By Dr. Franklin Dumond
A recent research poll from Lifeway Research suggested the average pastor’s tenure in a local church is 3.6 years (See Dennis Cook, July 18, 2011). Other studies and informal polls suggest the average or typical tenure may be a bit longer, while studies of effective leaders suggest an average tenure of 11.2 to 21.6 years. Trevin Wax suggests that most studies of the average tenure in a local church show the number to be between 5 and 7 years.
A survey of General Baptist pastors suggests the average pastoral tenure of those currently serving a church is 8.82 years. This number comes from reports submitted by 107 pastors in response to a survey mailed to approximately 700 General Baptist pastors.
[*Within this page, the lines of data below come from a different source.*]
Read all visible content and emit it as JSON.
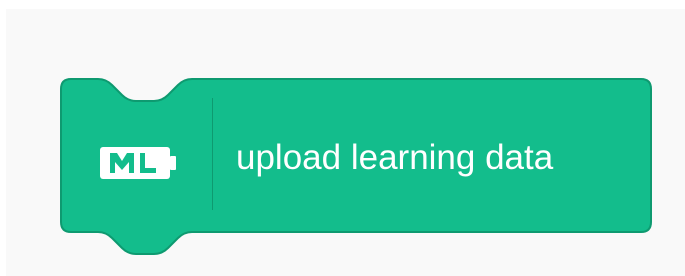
{
  "block": {
    "label": "upload learning data",
    "icon": {
      "name": "ml-icon",
      "text": "ML"
    },
    "colors": {
      "fill": "#13bd8c",
      "stroke": "#0e9a70",
      "text": "#ffffff",
      "workspace": "#f9f9f9"
    }
  }
}
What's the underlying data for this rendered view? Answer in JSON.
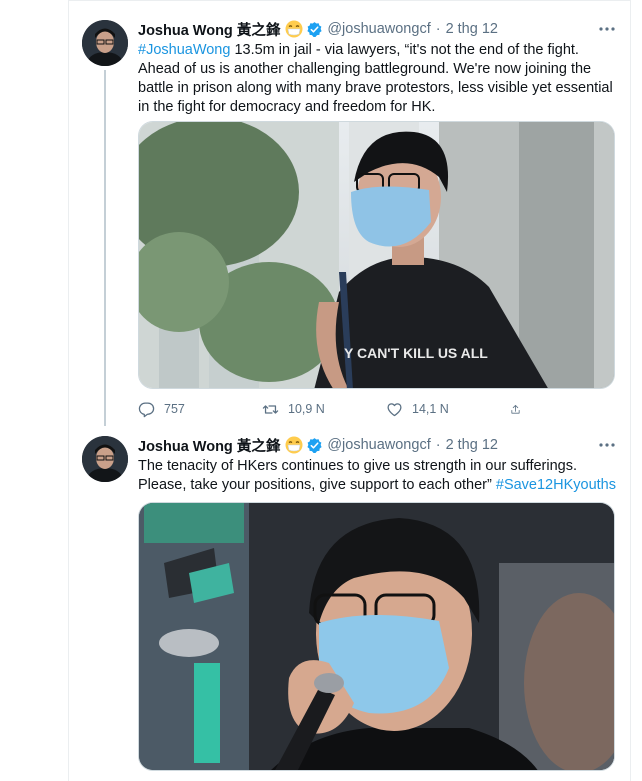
{
  "tweets": [
    {
      "author_name": "Joshua Wong 黃之鋒",
      "handle": "@joshuawongcf",
      "separator": "·",
      "time": "2 thg 12",
      "hashtag": "#JoshuaWong",
      "text": " 13.5m in jail - via lawyers, “it's not the end of the fight. Ahead of us is another challenging battleground. We're now joining the battle in prison along with many brave protestors, less visible yet essential in the fight for democracy and freedom for HK.",
      "media_shirt_text": "Y CAN'T KILL US ALL",
      "actions": {
        "replies": "757",
        "retweets": "10,9 N",
        "likes": "14,1 N"
      }
    },
    {
      "author_name": "Joshua Wong 黃之鋒",
      "handle": "@joshuawongcf",
      "separator": "·",
      "time": "2 thg 12",
      "text": "The tenacity of HKers continues to give us strength in our sufferings. Please, take your positions, give support to each other” ",
      "hashtag": "#Save12HKyouths"
    }
  ],
  "icons": {
    "emoji": "face-with-medical-mask-icon",
    "verified": "verified-badge-icon",
    "more": "more-icon",
    "reply": "reply-icon",
    "retweet": "retweet-icon",
    "like": "heart-icon",
    "share": "share-icon"
  },
  "colors": {
    "link": "#1b95e0",
    "secondary_text": "#5b7083",
    "verified": "#1da1f2"
  }
}
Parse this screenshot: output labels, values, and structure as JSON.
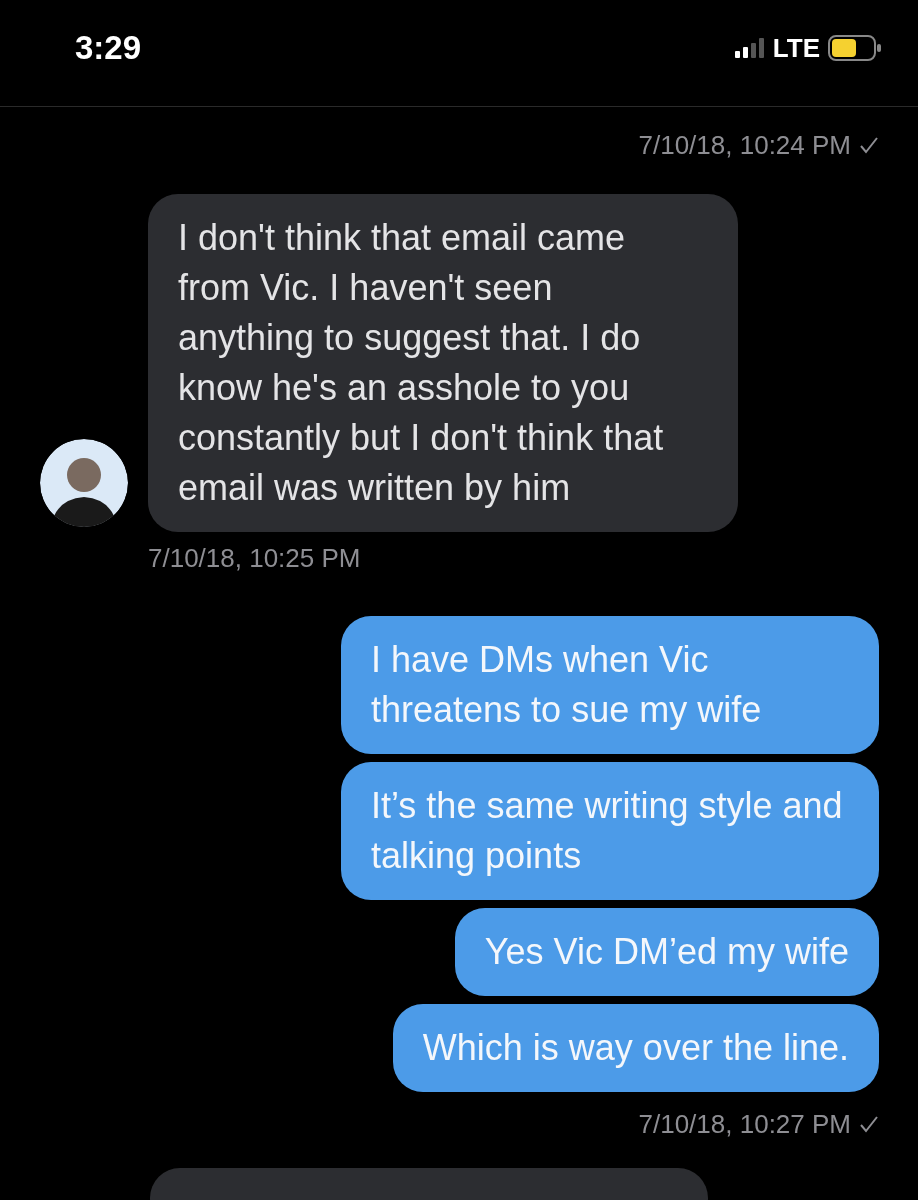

Bivocational pastors who responded indicated an average tenure of 7.77 years while fully funded pastors indicated a current tenure of 10.79 years. The report only measured length of service in the current ministry setting rather than average length of stay in several ministry settings.
A similar poll of Cooperative Baptists in South Carolina found an average tenure of 9 years while Barna Research reported that mainline congregations are served by the same pastor for only about 4 years.
Noted researcher and church consultant Lyle Schaller pointed out years ago that while longer tenure does not guarantee church growth, shorter pastoral tenure almost always insures lack of growth.
In an ironic twist on the numbers Gary McIntosh suggests in a blog post from June 14, 2013 that long pastoral tenure may hurt a church. His observation, based on several interviews with pastors who stayed for 25 years or more, was summarized as “The first ten years were great; the second ten years were good; I should have left in year twenty!”
This cycle is rather normal, since pastors come with a vision for the future but over time there is a natural tendency to focus more on the relationships within the church rather than those outside it. Further, pastors come to a church with a briefcase full of ideas but over time these ideas may run their course. Thus a wise pastor must reinvent himself every 7-10 years to remain effective in his leadership.
At age 95 Rev. Leonard Donoho passed along the same advice given to him when he started ministry in 1943 “I was a young minister in the association and had some good brothers to advise and guide me in my ministry. The best was to ‘stay in there and preach the Word.’”
Are there keys to staying in there? Cecil Robertson, looking back over nearly 70 years of ministry, indentifies perhaps one important key to staying in there when he says “I love people because God does.” In addition to this love for people there must also be a love for the task as he goes on to say, “I love preaching, seeing souls saved, and all that goes with ministry.”
James Black, with more than 60 years in ministry, remarked about starting over again, “My goal would be to have longer pastorates.” To accomplish that he suggests, “I would rearrange my priorities. My priorities were God first, then ministry, then family. If I could go back, my priorities would be God first, family next, then ministry.”